» **What needs to be done**:
Please go through the listing below and count the lines where the string "legend" appears. Answer with the number only.

» **Dataset records**:
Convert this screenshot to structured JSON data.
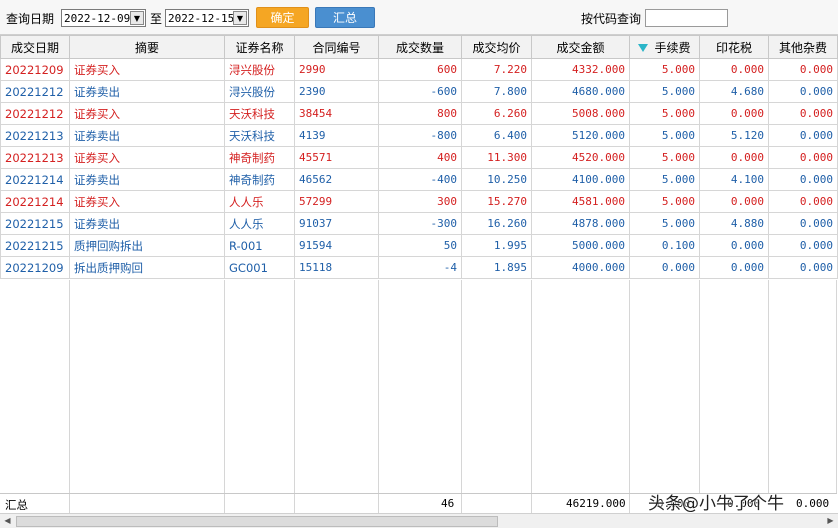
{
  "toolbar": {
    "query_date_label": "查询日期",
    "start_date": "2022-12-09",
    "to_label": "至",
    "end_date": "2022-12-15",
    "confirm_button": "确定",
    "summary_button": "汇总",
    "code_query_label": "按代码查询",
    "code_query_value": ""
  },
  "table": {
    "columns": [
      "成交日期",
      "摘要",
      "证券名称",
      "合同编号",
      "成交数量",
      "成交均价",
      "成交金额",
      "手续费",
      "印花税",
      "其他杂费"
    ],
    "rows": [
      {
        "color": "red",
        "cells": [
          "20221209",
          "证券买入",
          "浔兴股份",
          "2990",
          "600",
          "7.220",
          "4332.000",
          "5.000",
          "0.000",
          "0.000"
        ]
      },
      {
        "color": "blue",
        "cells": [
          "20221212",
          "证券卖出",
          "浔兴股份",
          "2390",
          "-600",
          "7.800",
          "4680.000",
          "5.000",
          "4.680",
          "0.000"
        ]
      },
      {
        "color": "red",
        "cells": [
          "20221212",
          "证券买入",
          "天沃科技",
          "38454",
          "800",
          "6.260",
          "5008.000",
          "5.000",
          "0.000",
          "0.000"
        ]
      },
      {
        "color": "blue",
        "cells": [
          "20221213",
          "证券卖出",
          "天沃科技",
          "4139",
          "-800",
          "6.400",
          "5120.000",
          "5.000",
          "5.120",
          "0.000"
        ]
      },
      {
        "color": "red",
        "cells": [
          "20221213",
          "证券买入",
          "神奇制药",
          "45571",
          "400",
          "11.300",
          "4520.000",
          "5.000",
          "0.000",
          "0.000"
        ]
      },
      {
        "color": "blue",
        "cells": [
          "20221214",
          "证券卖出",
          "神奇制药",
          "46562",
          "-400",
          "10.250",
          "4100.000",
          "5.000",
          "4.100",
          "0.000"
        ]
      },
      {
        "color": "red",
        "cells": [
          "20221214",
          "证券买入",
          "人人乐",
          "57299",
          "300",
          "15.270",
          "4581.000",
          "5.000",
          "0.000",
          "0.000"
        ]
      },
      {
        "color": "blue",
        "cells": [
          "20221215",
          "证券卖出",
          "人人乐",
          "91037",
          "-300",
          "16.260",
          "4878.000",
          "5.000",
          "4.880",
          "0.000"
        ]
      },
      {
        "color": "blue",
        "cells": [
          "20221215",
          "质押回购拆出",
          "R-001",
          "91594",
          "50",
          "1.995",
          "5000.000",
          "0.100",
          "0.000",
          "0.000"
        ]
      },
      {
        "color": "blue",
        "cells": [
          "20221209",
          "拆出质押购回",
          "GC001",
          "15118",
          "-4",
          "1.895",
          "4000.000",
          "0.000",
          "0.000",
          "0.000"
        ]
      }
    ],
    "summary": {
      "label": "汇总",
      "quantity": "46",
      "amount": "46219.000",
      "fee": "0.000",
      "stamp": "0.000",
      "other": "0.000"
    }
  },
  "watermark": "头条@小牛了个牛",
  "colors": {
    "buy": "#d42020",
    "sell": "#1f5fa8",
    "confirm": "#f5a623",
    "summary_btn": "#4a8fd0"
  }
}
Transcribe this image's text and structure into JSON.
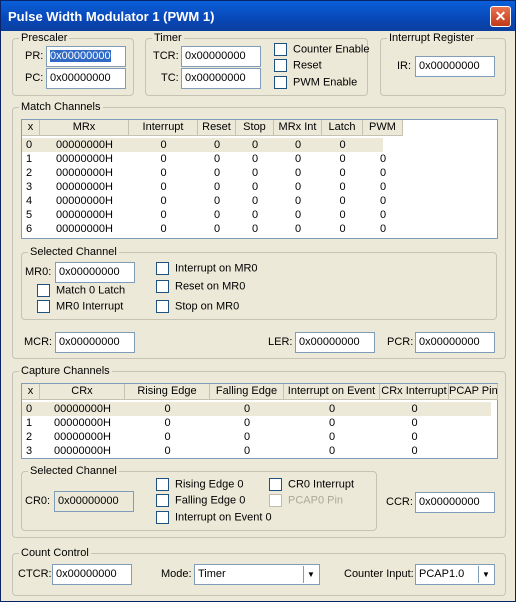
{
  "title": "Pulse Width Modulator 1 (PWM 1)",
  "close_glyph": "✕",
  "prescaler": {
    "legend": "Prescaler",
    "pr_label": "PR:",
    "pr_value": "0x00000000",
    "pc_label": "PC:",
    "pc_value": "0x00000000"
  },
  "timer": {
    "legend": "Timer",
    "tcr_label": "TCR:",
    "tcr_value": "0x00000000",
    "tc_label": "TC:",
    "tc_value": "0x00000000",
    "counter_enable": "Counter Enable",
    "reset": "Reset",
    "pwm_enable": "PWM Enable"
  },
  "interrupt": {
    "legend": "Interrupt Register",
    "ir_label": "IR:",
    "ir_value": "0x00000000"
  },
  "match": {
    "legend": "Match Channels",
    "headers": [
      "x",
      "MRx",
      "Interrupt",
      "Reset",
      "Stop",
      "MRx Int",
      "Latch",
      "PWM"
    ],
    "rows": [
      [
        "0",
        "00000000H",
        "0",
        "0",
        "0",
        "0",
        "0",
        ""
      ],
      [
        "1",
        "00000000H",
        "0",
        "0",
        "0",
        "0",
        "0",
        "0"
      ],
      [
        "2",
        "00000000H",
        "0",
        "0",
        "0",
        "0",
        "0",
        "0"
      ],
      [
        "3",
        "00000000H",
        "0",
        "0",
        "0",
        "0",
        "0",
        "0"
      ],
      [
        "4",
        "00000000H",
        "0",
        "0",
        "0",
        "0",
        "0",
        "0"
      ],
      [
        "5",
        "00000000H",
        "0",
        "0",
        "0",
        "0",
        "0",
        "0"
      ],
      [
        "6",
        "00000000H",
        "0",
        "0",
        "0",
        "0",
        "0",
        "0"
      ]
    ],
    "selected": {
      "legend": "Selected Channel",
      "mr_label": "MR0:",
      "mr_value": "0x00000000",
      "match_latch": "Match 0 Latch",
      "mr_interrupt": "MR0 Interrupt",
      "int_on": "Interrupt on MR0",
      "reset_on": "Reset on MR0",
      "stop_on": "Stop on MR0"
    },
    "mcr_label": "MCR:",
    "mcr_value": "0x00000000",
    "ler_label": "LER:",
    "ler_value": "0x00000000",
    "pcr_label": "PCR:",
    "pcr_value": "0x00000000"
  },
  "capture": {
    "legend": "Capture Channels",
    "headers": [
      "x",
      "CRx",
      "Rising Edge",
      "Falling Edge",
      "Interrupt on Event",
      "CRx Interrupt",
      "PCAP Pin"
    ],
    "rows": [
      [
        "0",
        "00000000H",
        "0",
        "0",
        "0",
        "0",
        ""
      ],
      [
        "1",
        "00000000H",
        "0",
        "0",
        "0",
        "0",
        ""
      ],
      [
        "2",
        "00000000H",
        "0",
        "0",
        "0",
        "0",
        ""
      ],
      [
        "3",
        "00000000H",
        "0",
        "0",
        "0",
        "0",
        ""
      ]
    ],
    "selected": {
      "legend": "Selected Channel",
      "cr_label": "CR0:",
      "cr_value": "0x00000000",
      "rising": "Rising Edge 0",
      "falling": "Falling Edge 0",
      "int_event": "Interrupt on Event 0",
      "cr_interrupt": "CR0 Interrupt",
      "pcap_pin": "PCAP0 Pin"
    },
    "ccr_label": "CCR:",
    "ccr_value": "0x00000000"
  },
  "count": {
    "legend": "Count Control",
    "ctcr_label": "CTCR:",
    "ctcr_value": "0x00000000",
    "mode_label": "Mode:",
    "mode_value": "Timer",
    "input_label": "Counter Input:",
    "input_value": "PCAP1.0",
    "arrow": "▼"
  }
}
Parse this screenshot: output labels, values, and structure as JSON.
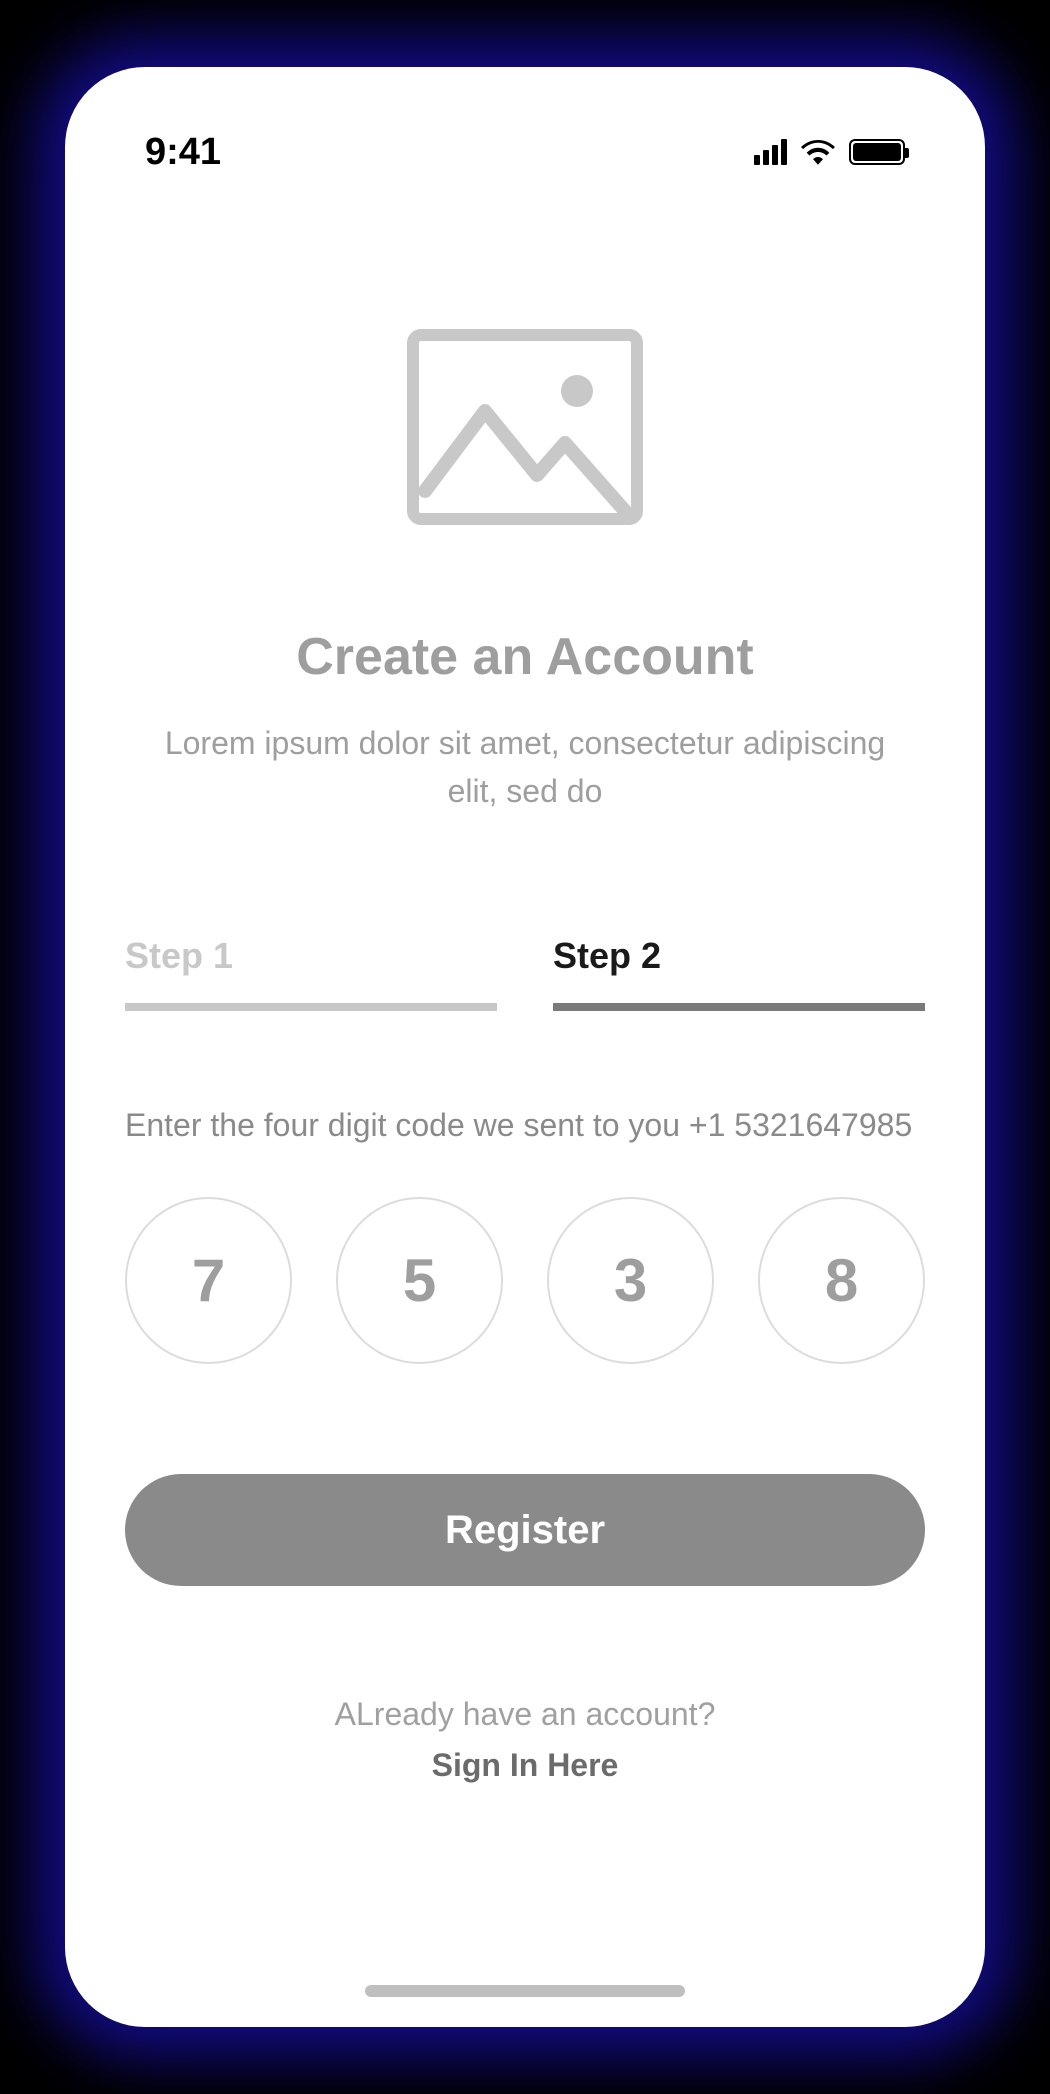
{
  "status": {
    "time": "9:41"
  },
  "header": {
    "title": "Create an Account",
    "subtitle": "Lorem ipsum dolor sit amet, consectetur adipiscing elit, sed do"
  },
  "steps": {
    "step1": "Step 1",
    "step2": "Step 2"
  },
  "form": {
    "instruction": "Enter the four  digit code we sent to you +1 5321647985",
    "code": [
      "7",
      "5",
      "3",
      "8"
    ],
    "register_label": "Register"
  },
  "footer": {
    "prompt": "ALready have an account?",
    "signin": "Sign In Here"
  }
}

» **Response to this exercise**:
8